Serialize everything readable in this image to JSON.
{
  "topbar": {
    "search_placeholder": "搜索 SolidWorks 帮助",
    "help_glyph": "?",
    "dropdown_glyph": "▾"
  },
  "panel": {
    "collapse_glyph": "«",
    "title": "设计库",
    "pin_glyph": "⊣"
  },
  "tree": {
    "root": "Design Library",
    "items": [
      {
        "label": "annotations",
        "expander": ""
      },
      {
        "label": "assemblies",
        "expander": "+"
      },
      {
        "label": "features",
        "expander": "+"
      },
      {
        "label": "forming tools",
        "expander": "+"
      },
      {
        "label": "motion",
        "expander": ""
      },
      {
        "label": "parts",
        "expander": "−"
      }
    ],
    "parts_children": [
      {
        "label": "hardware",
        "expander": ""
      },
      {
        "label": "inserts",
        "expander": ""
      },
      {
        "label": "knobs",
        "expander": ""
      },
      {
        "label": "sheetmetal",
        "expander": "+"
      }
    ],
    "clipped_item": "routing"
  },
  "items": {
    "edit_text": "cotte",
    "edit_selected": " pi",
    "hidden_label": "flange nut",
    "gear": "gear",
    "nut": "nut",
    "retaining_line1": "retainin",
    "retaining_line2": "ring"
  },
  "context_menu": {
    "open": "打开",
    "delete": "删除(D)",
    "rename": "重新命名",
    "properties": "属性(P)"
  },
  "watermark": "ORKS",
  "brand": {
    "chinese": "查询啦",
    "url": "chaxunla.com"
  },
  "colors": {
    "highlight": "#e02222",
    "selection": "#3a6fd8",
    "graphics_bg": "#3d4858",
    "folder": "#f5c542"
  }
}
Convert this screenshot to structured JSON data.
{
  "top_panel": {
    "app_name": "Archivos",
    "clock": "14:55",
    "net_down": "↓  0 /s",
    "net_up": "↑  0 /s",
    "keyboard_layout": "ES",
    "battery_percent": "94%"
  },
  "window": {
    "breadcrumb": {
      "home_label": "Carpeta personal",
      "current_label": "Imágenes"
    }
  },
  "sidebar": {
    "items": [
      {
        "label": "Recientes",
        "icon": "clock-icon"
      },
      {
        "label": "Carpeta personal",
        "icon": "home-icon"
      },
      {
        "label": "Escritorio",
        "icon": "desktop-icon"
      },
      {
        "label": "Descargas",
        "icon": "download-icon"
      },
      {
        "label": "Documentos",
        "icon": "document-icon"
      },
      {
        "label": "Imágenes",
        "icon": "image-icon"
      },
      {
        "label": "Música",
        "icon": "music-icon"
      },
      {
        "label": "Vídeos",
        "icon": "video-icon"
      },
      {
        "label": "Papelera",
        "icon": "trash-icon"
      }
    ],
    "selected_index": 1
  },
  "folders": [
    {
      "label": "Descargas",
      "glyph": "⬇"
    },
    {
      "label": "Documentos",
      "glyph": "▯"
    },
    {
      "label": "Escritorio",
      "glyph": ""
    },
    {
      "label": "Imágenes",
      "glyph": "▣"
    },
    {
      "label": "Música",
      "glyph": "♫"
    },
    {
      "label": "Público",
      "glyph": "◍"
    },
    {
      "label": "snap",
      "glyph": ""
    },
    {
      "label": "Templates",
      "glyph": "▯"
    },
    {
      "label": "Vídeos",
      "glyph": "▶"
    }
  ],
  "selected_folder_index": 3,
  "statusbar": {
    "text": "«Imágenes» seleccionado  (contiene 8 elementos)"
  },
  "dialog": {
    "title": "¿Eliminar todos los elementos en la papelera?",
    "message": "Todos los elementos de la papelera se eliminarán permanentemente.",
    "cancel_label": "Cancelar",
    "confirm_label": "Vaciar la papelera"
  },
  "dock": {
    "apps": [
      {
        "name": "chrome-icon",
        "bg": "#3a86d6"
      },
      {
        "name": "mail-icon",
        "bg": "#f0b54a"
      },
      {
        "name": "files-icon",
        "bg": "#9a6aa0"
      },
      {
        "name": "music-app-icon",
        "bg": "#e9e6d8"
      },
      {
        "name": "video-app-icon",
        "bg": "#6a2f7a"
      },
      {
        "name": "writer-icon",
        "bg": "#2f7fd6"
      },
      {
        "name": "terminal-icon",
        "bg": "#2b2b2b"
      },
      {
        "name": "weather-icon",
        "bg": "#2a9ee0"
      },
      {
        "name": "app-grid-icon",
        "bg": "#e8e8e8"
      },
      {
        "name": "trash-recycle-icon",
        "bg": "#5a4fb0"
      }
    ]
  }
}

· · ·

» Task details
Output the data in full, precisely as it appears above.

» Answer space
Serialize everything readable in this image to JSON.
{
  "topbar": {
    "search_placeholder": "搜索 SolidWorks 帮助",
    "help_glyph": "?",
    "dropdown_glyph": "▾"
  },
  "panel": {
    "collapse_glyph": "«",
    "title": "设计库",
    "pin_glyph": "⊣"
  },
  "tree": {
    "root": "Design Library",
    "items": [
      {
        "label": "annotations",
        "expander": ""
      },
      {
        "label": "assemblies",
        "expander": "+"
      },
      {
        "label": "features",
        "expander": "+"
      },
      {
        "label": "forming tools",
        "expander": "+"
      },
      {
        "label": "motion",
        "expander": ""
      },
      {
        "label": "parts",
        "expander": "−"
      }
    ],
    "parts_children": [
      {
        "label": "hardware",
        "expander": ""
      },
      {
        "label": "inserts",
        "expander": ""
      },
      {
        "label": "knobs",
        "expander": ""
      },
      {
        "label": "sheetmetal",
        "expander": "+"
      }
    ],
    "clipped_item": "routing"
  },
  "items": {
    "edit_text": "cotte",
    "edit_selected": " pi",
    "hidden_label": "flange nut",
    "gear": "gear",
    "nut": "nut",
    "retaining_line1": "retainin",
    "retaining_line2": "ring"
  },
  "context_menu": {
    "open": "打开",
    "delete": "删除(D)",
    "rename": "重新命名",
    "properties": "属性(P)"
  },
  "watermark": "ORKS",
  "brand": {
    "chinese": "查询啦",
    "url": "chaxunla.com"
  },
  "colors": {
    "highlight": "#e02222",
    "selection": "#3a6fd8",
    "graphics_bg": "#3d4858",
    "folder": "#f5c542"
  }
}
Convert this screenshot to structured JSON data.
{
  "top_panel": {
    "app_name": "Archivos",
    "clock": "14:55",
    "net_down": "↓  0 /s",
    "net_up": "↑  0 /s",
    "keyboard_layout": "ES",
    "battery_percent": "94%"
  },
  "window": {
    "breadcrumb": {
      "home_label": "Carpeta personal",
      "current_label": "Imágenes"
    }
  },
  "sidebar": {
    "items": [
      {
        "label": "Recientes",
        "icon": "clock-icon"
      },
      {
        "label": "Carpeta personal",
        "icon": "home-icon"
      },
      {
        "label": "Escritorio",
        "icon": "desktop-icon"
      },
      {
        "label": "Descargas",
        "icon": "download-icon"
      },
      {
        "label": "Documentos",
        "icon": "document-icon"
      },
      {
        "label": "Imágenes",
        "icon": "image-icon"
      },
      {
        "label": "Música",
        "icon": "music-icon"
      },
      {
        "label": "Vídeos",
        "icon": "video-icon"
      },
      {
        "label": "Papelera",
        "icon": "trash-icon"
      }
    ],
    "selected_index": 1
  },
  "folders": [
    {
      "label": "Descargas",
      "glyph": "⬇"
    },
    {
      "label": "Documentos",
      "glyph": "▯"
    },
    {
      "label": "Escritorio",
      "glyph": ""
    },
    {
      "label": "Imágenes",
      "glyph": "▣"
    },
    {
      "label": "Música",
      "glyph": "♫"
    },
    {
      "label": "Público",
      "glyph": "◍"
    },
    {
      "label": "snap",
      "glyph": ""
    },
    {
      "label": "Templates",
      "glyph": "▯"
    },
    {
      "label": "Vídeos",
      "glyph": "▶"
    }
  ],
  "selected_folder_index": 3,
  "statusbar": {
    "text": "«Imágenes» seleccionado  (contiene 8 elementos)"
  },
  "dialog": {
    "title": "¿Eliminar todos los elementos en la papelera?",
    "message": "Todos los elementos de la papelera se eliminarán permanentemente.",
    "cancel_label": "Cancelar",
    "confirm_label": "Vaciar la papelera"
  },
  "dock": {
    "apps": [
      {
        "name": "chrome-icon",
        "bg": "#3a86d6"
      },
      {
        "name": "mail-icon",
        "bg": "#f0b54a"
      },
      {
        "name": "files-icon",
        "bg": "#9a6aa0"
      },
      {
        "name": "music-app-icon",
        "bg": "#e9e6d8"
      },
      {
        "name": "video-app-icon",
        "bg": "#6a2f7a"
      },
      {
        "name": "writer-icon",
        "bg": "#2f7fd6"
      },
      {
        "name": "terminal-icon",
        "bg": "#2b2b2b"
      },
      {
        "name": "weather-icon",
        "bg": "#2a9ee0"
      },
      {
        "name": "app-grid-icon",
        "bg": "#e8e8e8"
      },
      {
        "name": "trash-recycle-icon",
        "bg": "#5a4fb0"
      }
    ]
  }
}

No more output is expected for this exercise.